● Goal of the exercise
Some lines in the listing hold the word "true". Return each of them.
· · · · · · ·
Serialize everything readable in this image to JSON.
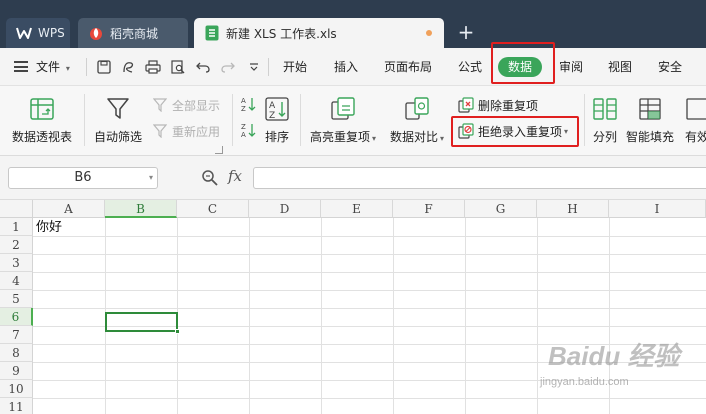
{
  "tabs": [
    {
      "label": "WPS",
      "icon": "wps-logo-icon"
    },
    {
      "label": "稻壳商城",
      "icon": "docer-flame-icon"
    },
    {
      "label": "新建 XLS 工作表.xls",
      "icon": "sheet-file-icon"
    }
  ],
  "menu": {
    "file_label": "文件",
    "items": [
      "开始",
      "插入",
      "页面布局",
      "公式",
      "数据",
      "审阅",
      "视图",
      "安全"
    ],
    "active": "数据"
  },
  "ribbon": {
    "pivot": "数据透视表",
    "autofilter": "自动筛选",
    "show_all": "全部显示",
    "reapply": "重新应用",
    "sort": "排序",
    "highlight_dup": "高亮重复项",
    "compare": "数据对比",
    "remove_dup": "删除重复项",
    "reject_dup": "拒绝录入重复项",
    "split": "分列",
    "fill": "智能填充",
    "valid": "有效"
  },
  "formula": {
    "cell_ref": "B6",
    "fx": "fx",
    "value": ""
  },
  "grid": {
    "columns": [
      "A",
      "B",
      "C",
      "D",
      "E",
      "F",
      "G",
      "H",
      "I"
    ],
    "rows": [
      "1",
      "2",
      "3",
      "4",
      "5",
      "6",
      "7",
      "8",
      "9",
      "10",
      "11"
    ],
    "active_col": "B",
    "active_row": "6",
    "cells": {
      "A1": "你好"
    }
  },
  "watermark": {
    "main": "Baidu 经验",
    "sub": "jingyan.baidu.com"
  },
  "colors": {
    "accent": "#3aa55a",
    "highlight": "#e01f1f",
    "tabbar": "#2e3d4f"
  }
}
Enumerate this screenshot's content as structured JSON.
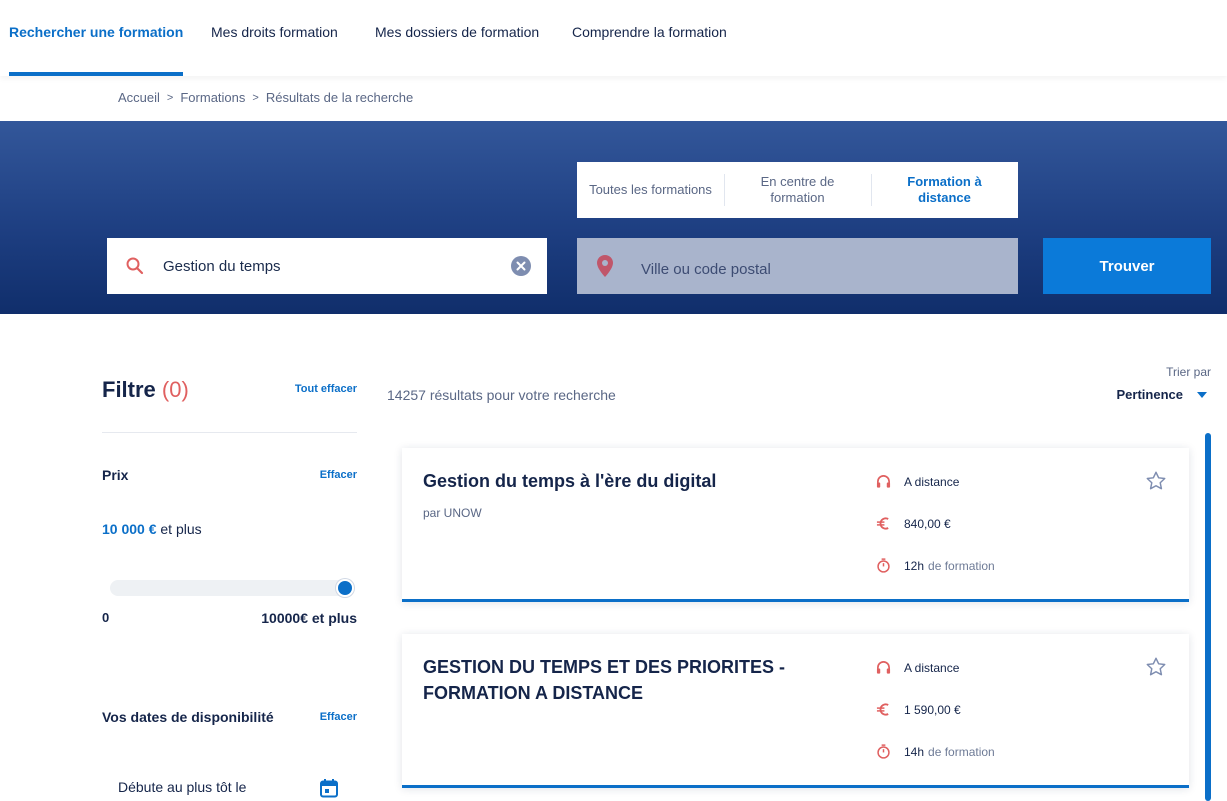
{
  "nav": {
    "items": [
      {
        "label": "Rechercher une formation"
      },
      {
        "label": "Mes droits formation"
      },
      {
        "label": "Mes dossiers de formation"
      },
      {
        "label": "Comprendre la formation"
      }
    ]
  },
  "breadcrumb": {
    "items": [
      "Accueil",
      "Formations",
      "Résultats de la recherche"
    ]
  },
  "search": {
    "tabs": [
      {
        "label": "Toutes les formations"
      },
      {
        "label": "En centre de formation"
      },
      {
        "label": "Formation à distance"
      }
    ],
    "query": "Gestion du temps",
    "city_placeholder": "Ville ou code postal",
    "find_label": "Trouver"
  },
  "filters": {
    "title": "Filtre",
    "count": "(0)",
    "clear_all": "Tout effacer",
    "price": {
      "label": "Prix",
      "clear": "Effacer",
      "amount": "10 000 €",
      "suffix": "et plus",
      "min_label": "0",
      "max_label": "10000€ et plus",
      "slider_value_fraction": 1.0
    },
    "dates": {
      "label": "Vos dates de disponibilité",
      "clear": "Effacer",
      "start_label": "Débute au plus tôt le"
    }
  },
  "results": {
    "count_text": "14257 résultats pour votre recherche",
    "sort_label": "Trier par",
    "sort_value": "Pertinence",
    "cards": [
      {
        "title": "Gestion du temps à l'ère du digital",
        "org": "par UNOW",
        "mode": "A distance",
        "price": "840,00 €",
        "duration": "12h",
        "duration_suffix": "de formation"
      },
      {
        "title": "GESTION DU TEMPS ET DES PRIORITES - FORMATION A DISTANCE",
        "org": "",
        "mode": "A distance",
        "price": "1 590,00 €",
        "duration": "14h",
        "duration_suffix": "de formation"
      }
    ]
  },
  "colors": {
    "primary": "#0b6fc8",
    "accent_red": "#e06060",
    "hero_top": "#33579a",
    "hero_bottom": "#102e6b"
  }
}
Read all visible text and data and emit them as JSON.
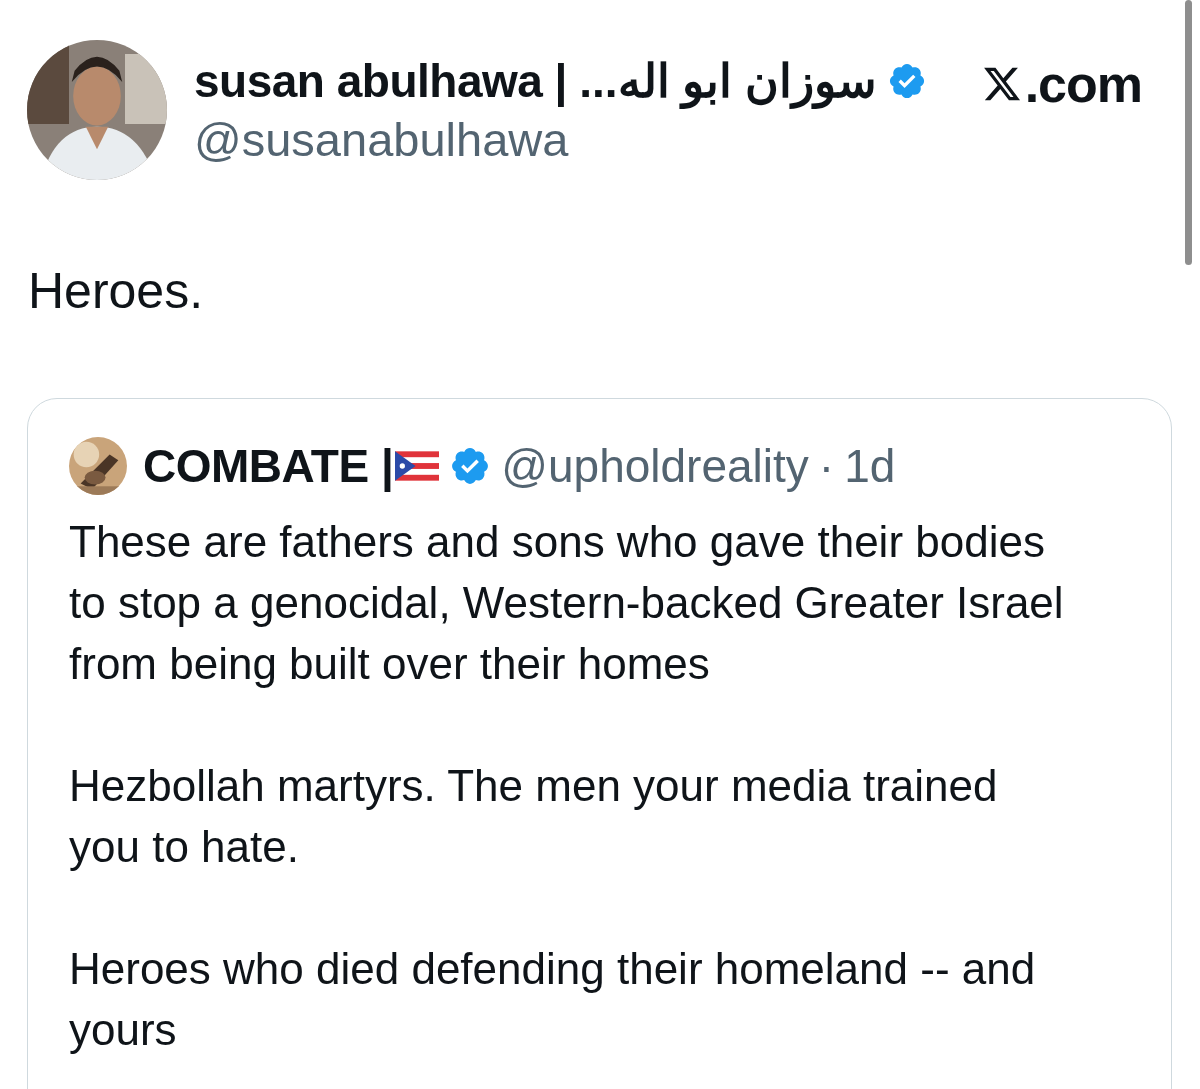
{
  "author": {
    "name": "susan abulhawa |",
    "name_arabic": "سوزان ابو اله...",
    "verified": true,
    "handle": "@susanabulhawa"
  },
  "site": {
    "label": ".com"
  },
  "post": {
    "text": "Heroes."
  },
  "quote": {
    "author": {
      "name": "COMBATE |",
      "verified": true,
      "handle": "@upholdreality",
      "separator": "·",
      "time": "1d"
    },
    "paragraphs": [
      "These are fathers and sons who gave their bodies to stop a genocidal, Western-backed Greater Israel from being built over their homes",
      "Hezbollah martyrs. The men your media trained you to hate.",
      "Heroes who died defending their homeland -- and yours"
    ]
  }
}
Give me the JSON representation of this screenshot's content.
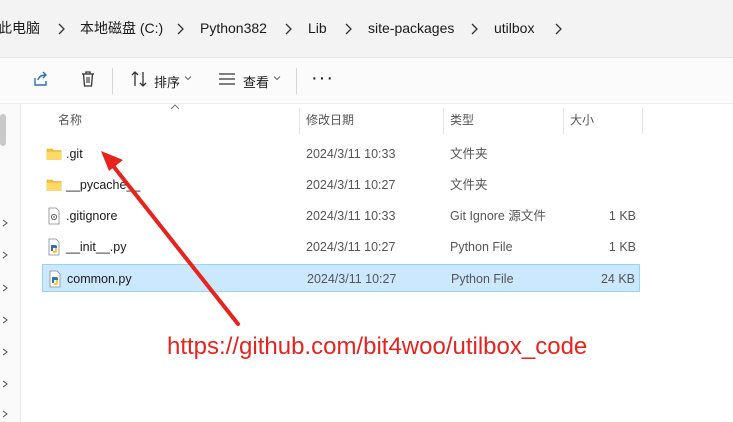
{
  "breadcrumbs": [
    "此电脑",
    "本地磁盘 (C:)",
    "Python382",
    "Lib",
    "site-packages",
    "utilbox"
  ],
  "toolbar": {
    "sort_label": "排序",
    "view_label": "查看",
    "more_label": "···"
  },
  "columns": {
    "name": "名称",
    "date": "修改日期",
    "type": "类型",
    "size": "大小"
  },
  "rows": [
    {
      "name": ".git",
      "date": "2024/3/11 10:33",
      "type": "文件夹",
      "size": "",
      "icon": "folder-icon"
    },
    {
      "name": "__pycache__",
      "date": "2024/3/11 10:27",
      "type": "文件夹",
      "size": "",
      "icon": "folder-icon"
    },
    {
      "name": ".gitignore",
      "date": "2024/3/11 10:33",
      "type": "Git Ignore 源文件",
      "size": "1 KB",
      "icon": "gitignore-file-icon"
    },
    {
      "name": "__init__.py",
      "date": "2024/3/11 10:27",
      "type": "Python File",
      "size": "1 KB",
      "icon": "python-file-icon"
    },
    {
      "name": "common.py",
      "date": "2024/3/11 10:27",
      "type": "Python File",
      "size": "24 KB",
      "icon": "python-file-icon",
      "selected": true
    }
  ],
  "annotation": {
    "text": "https://github.com/bit4woo/utilbox_code",
    "color": "#e8231e"
  }
}
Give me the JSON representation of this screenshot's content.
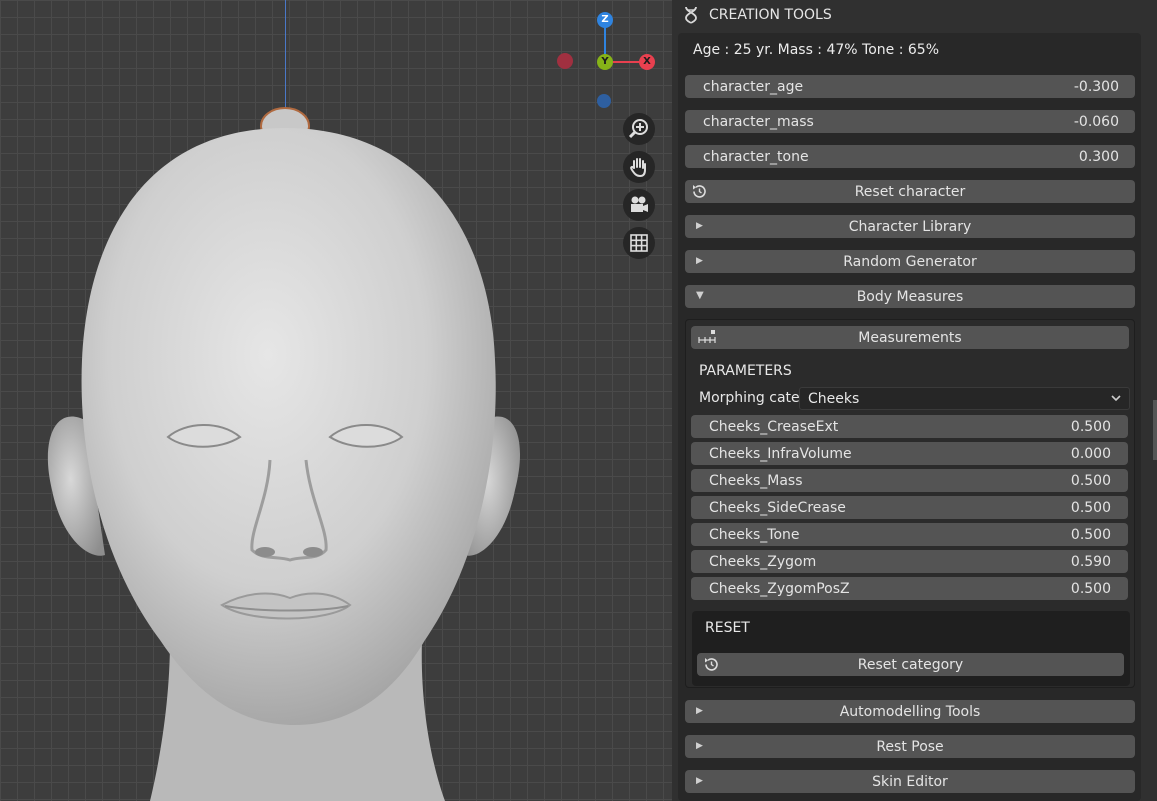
{
  "panel": {
    "title": "CREATION TOOLS",
    "status": "Age : 25 yr.  Mass : 47%  Tone : 65%",
    "fields": [
      {
        "label": "character_age",
        "value": "-0.300"
      },
      {
        "label": "character_mass",
        "value": "-0.060"
      },
      {
        "label": "character_tone",
        "value": "0.300"
      }
    ],
    "reset_character": "Reset character",
    "collapsed_sections": [
      "Character Library",
      "Random Generator"
    ],
    "body_measures": {
      "label": "Body Measures",
      "measurements": "Measurements",
      "parameters_heading": "PARAMETERS",
      "morphing_label": "Morphing cate..",
      "morphing_value": "Cheeks",
      "params": [
        {
          "label": "Cheeks_CreaseExt",
          "value": "0.500"
        },
        {
          "label": "Cheeks_InfraVolume",
          "value": "0.000"
        },
        {
          "label": "Cheeks_Mass",
          "value": "0.500"
        },
        {
          "label": "Cheeks_SideCrease",
          "value": "0.500"
        },
        {
          "label": "Cheeks_Tone",
          "value": "0.500"
        },
        {
          "label": "Cheeks_Zygom",
          "value": "0.590"
        },
        {
          "label": "Cheeks_ZygomPosZ",
          "value": "0.500"
        }
      ],
      "reset_heading": "RESET",
      "reset_category": "Reset category"
    },
    "bottom_sections": [
      "Automodelling Tools",
      "Rest Pose",
      "Skin Editor"
    ]
  },
  "gizmo": {
    "z": "Z",
    "y": "Y",
    "x": "X"
  },
  "viewport_tools": [
    "zoom-icon",
    "hand-icon",
    "camera-icon",
    "grid-icon"
  ],
  "colors": {
    "x_axis": "#e8404f",
    "y_axis": "#86b318",
    "z_axis": "#2f84e0",
    "button": "#545454",
    "panel": "#282828"
  }
}
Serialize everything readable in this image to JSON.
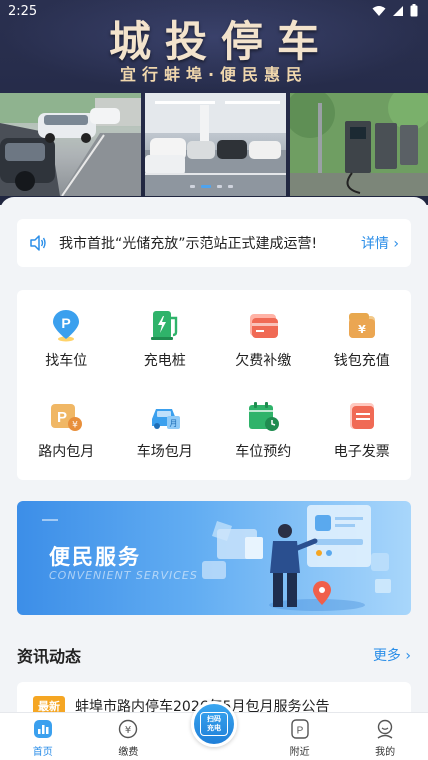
{
  "status_bar": {
    "time": "2:25"
  },
  "banner": {
    "title": "城投停车",
    "subtitle": "宜行蚌埠·便民惠民",
    "slides_total": 4,
    "active_slide": 2
  },
  "notice": {
    "text": "我市首批“光储充放”示范站正式建成运营!",
    "more": "详情 ›"
  },
  "services": [
    {
      "label": "找车位",
      "icon": "parking-pin-icon"
    },
    {
      "label": "充电桩",
      "icon": "charging-pile-icon"
    },
    {
      "label": "欠费补缴",
      "icon": "card-payment-icon"
    },
    {
      "label": "钱包充值",
      "icon": "wallet-icon"
    },
    {
      "label": "路内包月",
      "icon": "street-monthly-icon"
    },
    {
      "label": "车场包月",
      "icon": "lot-monthly-icon"
    },
    {
      "label": "车位预约",
      "icon": "calendar-icon"
    },
    {
      "label": "电子发票",
      "icon": "invoice-icon"
    }
  ],
  "service_banner": {
    "title": "便民服务",
    "subtitle": "CONVENIENT SERVICES"
  },
  "news": {
    "title": "资讯动态",
    "more": "更多 ›",
    "items": [
      {
        "badge": "最新",
        "text": "蚌埠市路内停车2026年5月包月服务公告"
      }
    ]
  },
  "tabbar": {
    "items": [
      {
        "label": "首页",
        "icon": "home-icon",
        "active": true
      },
      {
        "label": "缴费",
        "icon": "yuan-coin-icon",
        "active": false
      },
      {
        "label": "",
        "icon": "scan-charge-icon",
        "active": false
      },
      {
        "label": "附近",
        "icon": "parking-nearby-icon",
        "active": false
      },
      {
        "label": "我的",
        "icon": "user-icon",
        "active": false
      }
    ],
    "scan_label_line1": "扫码",
    "scan_label_line2": "充电"
  },
  "colors": {
    "accent": "#2b8ee8",
    "banner_bg": "#262c4a",
    "title_gold": "#f3e3cc",
    "badge": "#f5a623"
  }
}
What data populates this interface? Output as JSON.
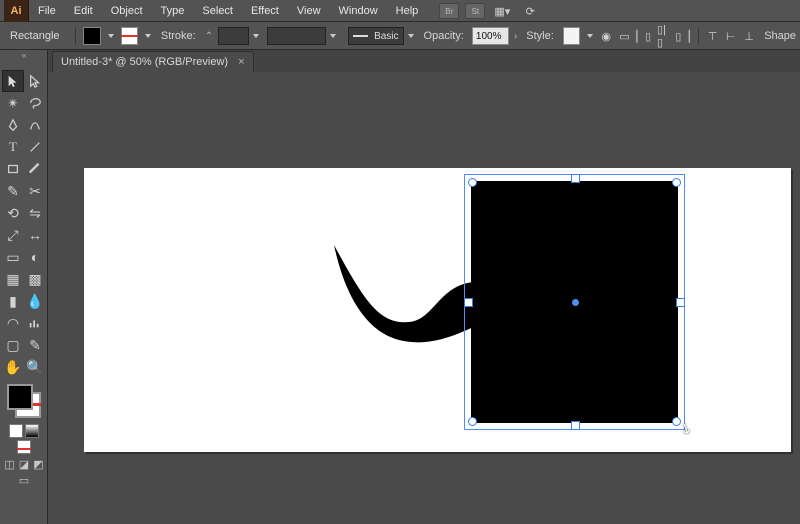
{
  "app": {
    "logo": "Ai"
  },
  "menubar": {
    "items": [
      "File",
      "Edit",
      "Object",
      "Type",
      "Select",
      "Effect",
      "View",
      "Window",
      "Help"
    ],
    "chips": [
      "Br",
      "St"
    ]
  },
  "control": {
    "shape_label": "Rectangle",
    "stroke_label": "Stroke:",
    "brush_style": "Basic",
    "opacity_label": "Opacity:",
    "opacity_value": "100%",
    "style_label": "Style:",
    "shape_tag": "Shape"
  },
  "tab": {
    "title": "Untitled-3* @ 50% (RGB/Preview)"
  },
  "tools": {
    "rows": [
      [
        "selection",
        "direct-selection"
      ],
      [
        "magic-wand",
        "lasso"
      ],
      [
        "pen",
        "curvature"
      ],
      [
        "type",
        "line-segment"
      ],
      [
        "rectangle",
        "paintbrush"
      ],
      [
        "pencil",
        "scissors"
      ],
      [
        "rotate",
        "reflect"
      ],
      [
        "scale",
        "width"
      ],
      [
        "free-transform",
        "shape-builder"
      ],
      [
        "perspective",
        "mesh"
      ],
      [
        "gradient",
        "eyedropper"
      ],
      [
        "blend",
        "column-graph"
      ],
      [
        "artboard",
        "slice"
      ],
      [
        "hand",
        "zoom"
      ]
    ]
  }
}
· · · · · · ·
● Exercise response
    "verified": true,
      "verified": true,
      "selected": true
        "active": true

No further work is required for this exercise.